President Donald Trump is set to pick oncologist Stephen Hahn, currently chief medical executive at MD Anderson Cancer Center in Houston, as the next FDA commissioner, forgoing current leader Ned Sharpless.
This is according to The Wall Street Journal, citing sources “familiar with the matter.”
The sources told the WSJ the pick is expected to be confirmed next week, in time for the end of Sharpless’ acting tenure, which is up Nov. 1. The Senate would need to confirm a new commissioner.
Sharpless took over on a temporary basis after media and biopharma favorite Scott Gottlieb unexpectedly left in the spring, later to take on a series of healthcare company roles.
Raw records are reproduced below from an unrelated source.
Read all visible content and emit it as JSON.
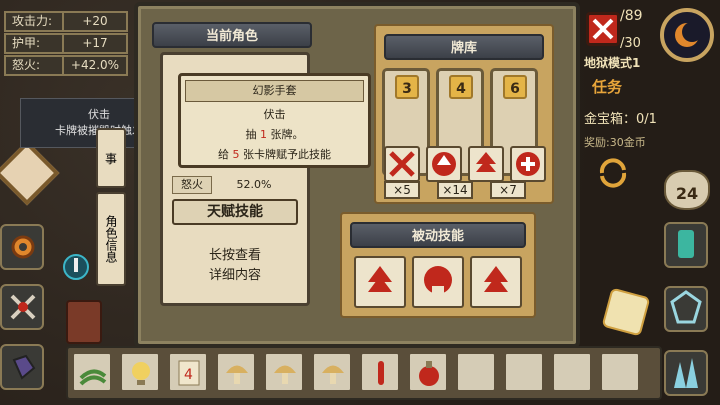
{
  "stats": [
    {
      "label": "攻击力:",
      "value": "+20"
    },
    {
      "label": "护甲:",
      "value": "+17"
    },
    {
      "label": "怒火:",
      "value": "+42.0%"
    }
  ],
  "left_tooltip": {
    "title": "伏击",
    "desc": "卡牌被摧毁时触发"
  },
  "char_panel": {
    "title": "当前角色",
    "fury_label": "怒火",
    "fury_value": "52.0%",
    "talent_label": "天赋技能",
    "hint_line1": "长按查看",
    "hint_line2": "详细内容",
    "side_tab_top": "事",
    "side_tab": "角色信息"
  },
  "gloves_tip": {
    "name": "幻影手套",
    "skill": "伏击",
    "line1_pre": "抽",
    "line1_num": "1",
    "line1_post": "张牌。",
    "line2_pre": "给",
    "line2_num": "5",
    "line2_post": "张卡牌赋予此技能"
  },
  "deck": {
    "title": "牌库",
    "cards": [
      {
        "num": "3"
      },
      {
        "num": "4"
      },
      {
        "num": "6"
      }
    ],
    "counts": [
      "×5",
      "×14",
      "×7"
    ]
  },
  "passive": {
    "title": "被动技能"
  },
  "hud": {
    "hp": "/89",
    "shield": "/30",
    "mode": "地狱模式1",
    "task": "任务",
    "chest": "金宝箱：0/1",
    "reward": "奖励:30金币",
    "gold": "24"
  },
  "colors": {
    "accent": "#c8a460",
    "red": "#c0281c",
    "panel": "#e8dcc0"
  }
}
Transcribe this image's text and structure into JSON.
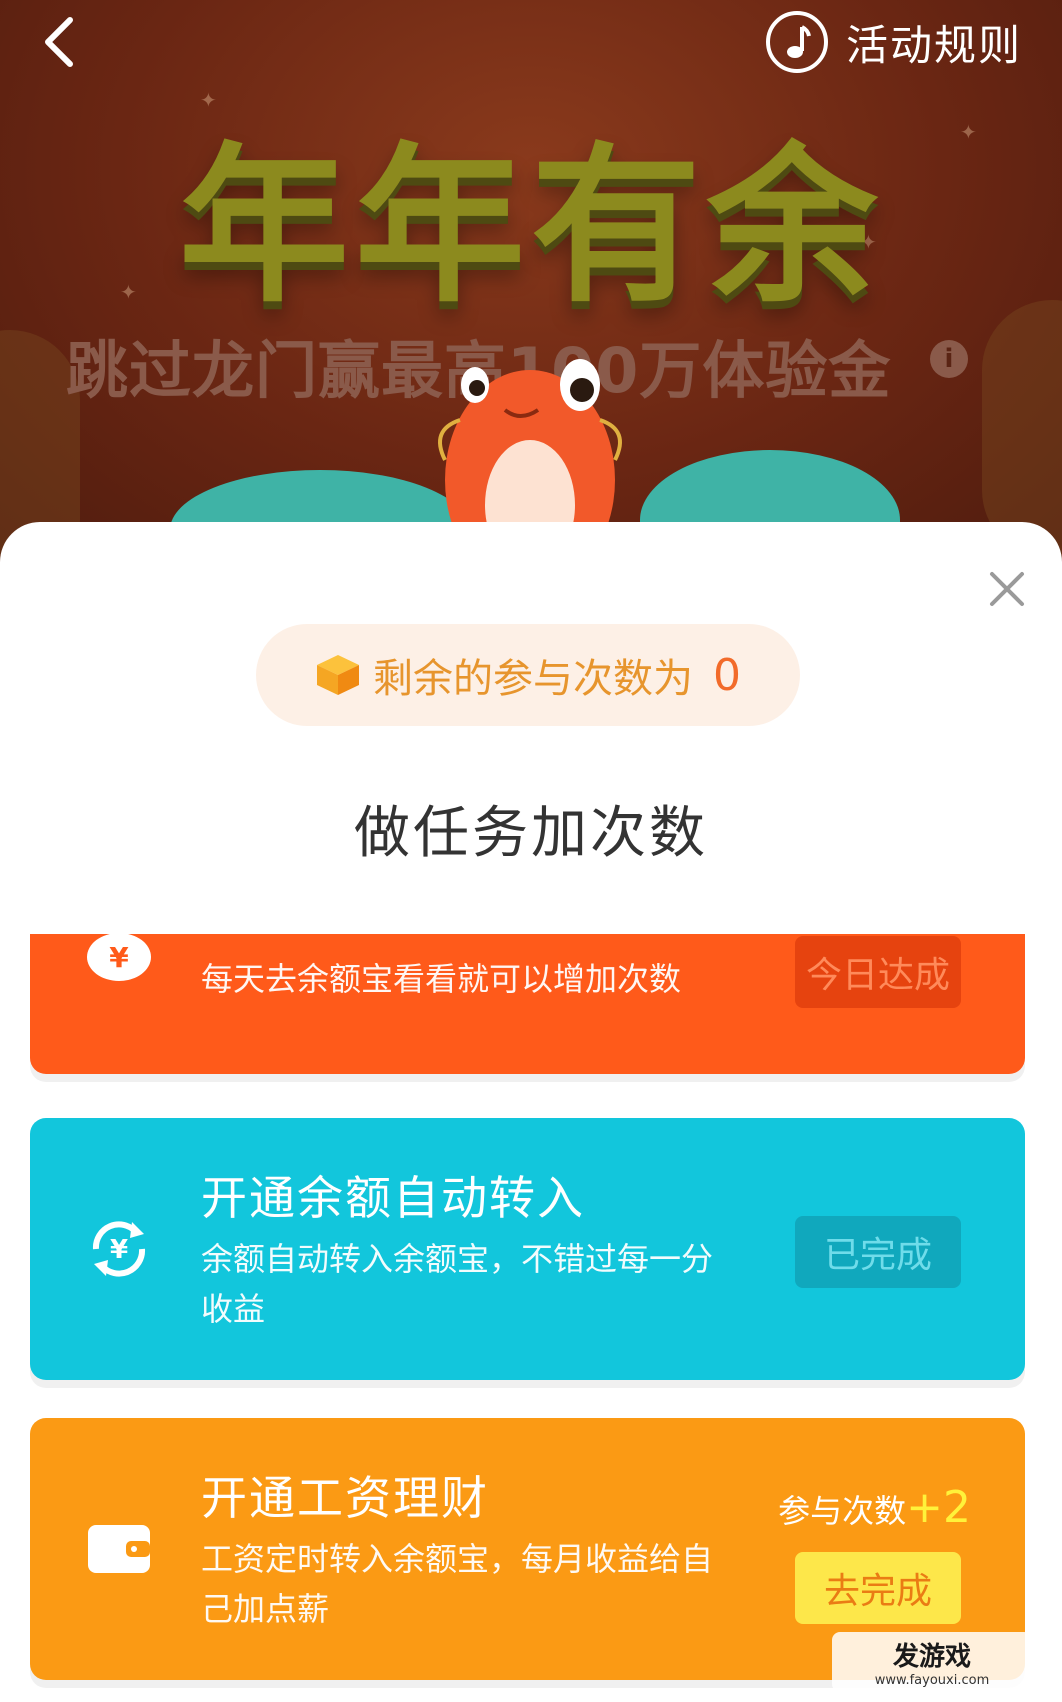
{
  "header": {
    "back_icon": "chevron-left-icon",
    "rules_icon": "music-note-icon",
    "rules_label": "活动规则"
  },
  "banner": {
    "title": "年年有余",
    "subtitle": "跳过龙门赢最高100万体验金",
    "info_icon": "info-icon"
  },
  "modal": {
    "close_icon": "close-icon",
    "remaining_label": "剩余的参与次数为",
    "remaining_count": "0",
    "section_title": "做任务加次数",
    "tasks": [
      {
        "icon": "yuan-bag-icon",
        "name": "",
        "desc": "每天去余额宝看看就可以增加次数",
        "button": "今日达成",
        "color": "#ff5a1a"
      },
      {
        "icon": "yuan-refresh-icon",
        "name": "开通余额自动转入",
        "desc": "余额自动转入余额宝，不错过每一分收益",
        "button": "已完成",
        "color": "#12c6dc"
      },
      {
        "icon": "wallet-icon",
        "name": "开通工资理财",
        "desc": "工资定时转入余额宝，每月收益给自己加点薪",
        "bonus_label": "参与次数",
        "bonus_value": "+2",
        "button": "去完成",
        "color": "#fb9a14"
      }
    ]
  },
  "watermark": {
    "main": "发游戏",
    "sub": "www.fayouxi.com"
  }
}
Sharpless, formerly director of the National Cancer Institute, is still seen as a front-runner, but Hahn, formerly chairman of radiation oncology at the University of Pennsylvania School of Medicine, has been edging into the race in recent weeks, according to reports.
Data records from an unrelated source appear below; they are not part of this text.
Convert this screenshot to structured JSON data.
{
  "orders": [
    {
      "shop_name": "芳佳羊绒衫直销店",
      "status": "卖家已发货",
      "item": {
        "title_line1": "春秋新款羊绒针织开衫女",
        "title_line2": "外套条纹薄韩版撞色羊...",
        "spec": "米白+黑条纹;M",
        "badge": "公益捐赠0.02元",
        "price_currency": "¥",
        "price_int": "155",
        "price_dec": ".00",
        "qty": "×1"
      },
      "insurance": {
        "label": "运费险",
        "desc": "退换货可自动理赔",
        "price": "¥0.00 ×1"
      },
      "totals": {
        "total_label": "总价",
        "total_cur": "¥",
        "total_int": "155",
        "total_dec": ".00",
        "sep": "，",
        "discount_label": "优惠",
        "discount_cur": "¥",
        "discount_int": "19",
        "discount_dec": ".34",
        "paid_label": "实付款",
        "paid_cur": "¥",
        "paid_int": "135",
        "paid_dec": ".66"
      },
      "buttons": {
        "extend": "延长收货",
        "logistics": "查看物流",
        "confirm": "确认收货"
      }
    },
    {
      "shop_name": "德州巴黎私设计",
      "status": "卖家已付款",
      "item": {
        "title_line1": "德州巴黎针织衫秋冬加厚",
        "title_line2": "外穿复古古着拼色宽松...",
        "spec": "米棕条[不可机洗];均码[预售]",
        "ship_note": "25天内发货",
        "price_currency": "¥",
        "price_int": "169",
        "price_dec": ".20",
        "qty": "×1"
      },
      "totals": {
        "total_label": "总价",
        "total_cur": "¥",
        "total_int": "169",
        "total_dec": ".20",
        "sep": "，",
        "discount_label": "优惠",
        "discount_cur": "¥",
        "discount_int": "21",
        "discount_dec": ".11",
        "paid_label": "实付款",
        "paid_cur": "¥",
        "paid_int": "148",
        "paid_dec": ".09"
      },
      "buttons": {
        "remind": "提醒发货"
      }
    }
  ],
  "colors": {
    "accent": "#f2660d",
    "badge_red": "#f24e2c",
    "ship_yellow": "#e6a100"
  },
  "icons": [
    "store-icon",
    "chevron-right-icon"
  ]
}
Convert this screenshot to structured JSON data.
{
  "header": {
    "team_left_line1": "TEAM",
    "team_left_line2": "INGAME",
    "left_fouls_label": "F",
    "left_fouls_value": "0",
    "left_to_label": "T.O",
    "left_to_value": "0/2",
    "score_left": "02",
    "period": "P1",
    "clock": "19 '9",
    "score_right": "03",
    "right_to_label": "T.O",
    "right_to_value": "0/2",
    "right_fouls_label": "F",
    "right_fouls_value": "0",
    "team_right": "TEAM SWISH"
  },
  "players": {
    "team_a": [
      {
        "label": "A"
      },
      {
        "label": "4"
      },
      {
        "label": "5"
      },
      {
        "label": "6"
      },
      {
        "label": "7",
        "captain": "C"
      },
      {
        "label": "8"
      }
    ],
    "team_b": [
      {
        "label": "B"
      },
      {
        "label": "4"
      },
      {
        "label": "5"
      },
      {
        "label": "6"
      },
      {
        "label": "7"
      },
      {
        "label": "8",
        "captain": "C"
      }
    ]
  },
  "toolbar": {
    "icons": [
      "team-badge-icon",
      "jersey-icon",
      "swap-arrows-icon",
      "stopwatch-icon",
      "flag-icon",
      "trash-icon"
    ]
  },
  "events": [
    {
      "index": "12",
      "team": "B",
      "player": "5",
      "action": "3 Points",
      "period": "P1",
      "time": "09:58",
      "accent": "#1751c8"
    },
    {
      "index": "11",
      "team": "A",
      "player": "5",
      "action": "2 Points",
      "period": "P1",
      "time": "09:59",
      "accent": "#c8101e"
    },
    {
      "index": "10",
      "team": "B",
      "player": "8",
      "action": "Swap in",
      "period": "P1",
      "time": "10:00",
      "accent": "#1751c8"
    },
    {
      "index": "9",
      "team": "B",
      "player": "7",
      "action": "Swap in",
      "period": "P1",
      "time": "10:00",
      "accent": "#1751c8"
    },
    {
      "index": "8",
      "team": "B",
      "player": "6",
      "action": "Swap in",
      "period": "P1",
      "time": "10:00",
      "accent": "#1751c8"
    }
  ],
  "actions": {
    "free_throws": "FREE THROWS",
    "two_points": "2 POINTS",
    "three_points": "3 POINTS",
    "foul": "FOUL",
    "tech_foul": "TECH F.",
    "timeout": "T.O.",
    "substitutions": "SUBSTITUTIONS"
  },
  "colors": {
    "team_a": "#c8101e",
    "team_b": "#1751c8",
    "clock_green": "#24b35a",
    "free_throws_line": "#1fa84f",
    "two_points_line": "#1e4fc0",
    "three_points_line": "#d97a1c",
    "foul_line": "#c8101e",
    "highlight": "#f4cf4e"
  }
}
The FDA has been undergoing something of a cultural shift in recent years, with a focus on speedy reviews but arguably at the expensive of a slower, more considered approach to drug approvals.
Some greenlights, such as for Sarepta Therapeutics' Duchenne muscular dystrophy (DMD) therapy three years ago, saw internal and external wrangling at the regulator about whether the bar was being lowered. There are also whispers as to how political the FDA’s rejection of Sarepta’s second attempted DMD approval was, and as a backlash to its first.
With Trump being elected in 2016 and his mandate of slashing regulation in general to cut costs and boost efficacy, concerns deepened that his pick(s) may lower that bar further.
A big test of this is on the horizon: namely, with Biogen’s once failed and canned Alzheimer’s disease drug aducanumab, now resurrected in time for Halloween and set to spook more than a few FDA insiders.
Biogen, working some data magic/dredging operation, found that their drug may actually work in some Alzheimer’s patients, though skepticism is sky-high from some analysts and bio-Twitterati (though investors, not so much).
Biogen had it said spoken with the FDA, which appeared happy for it to attempt to file the drug. Anything could happen: a refuse to file notice, a demand for another phase 3 trial, a hostile AdComm, even a flat-out no. Whatever the decision and path, this will be a litmus test for any commissioner as well as the FDA itself.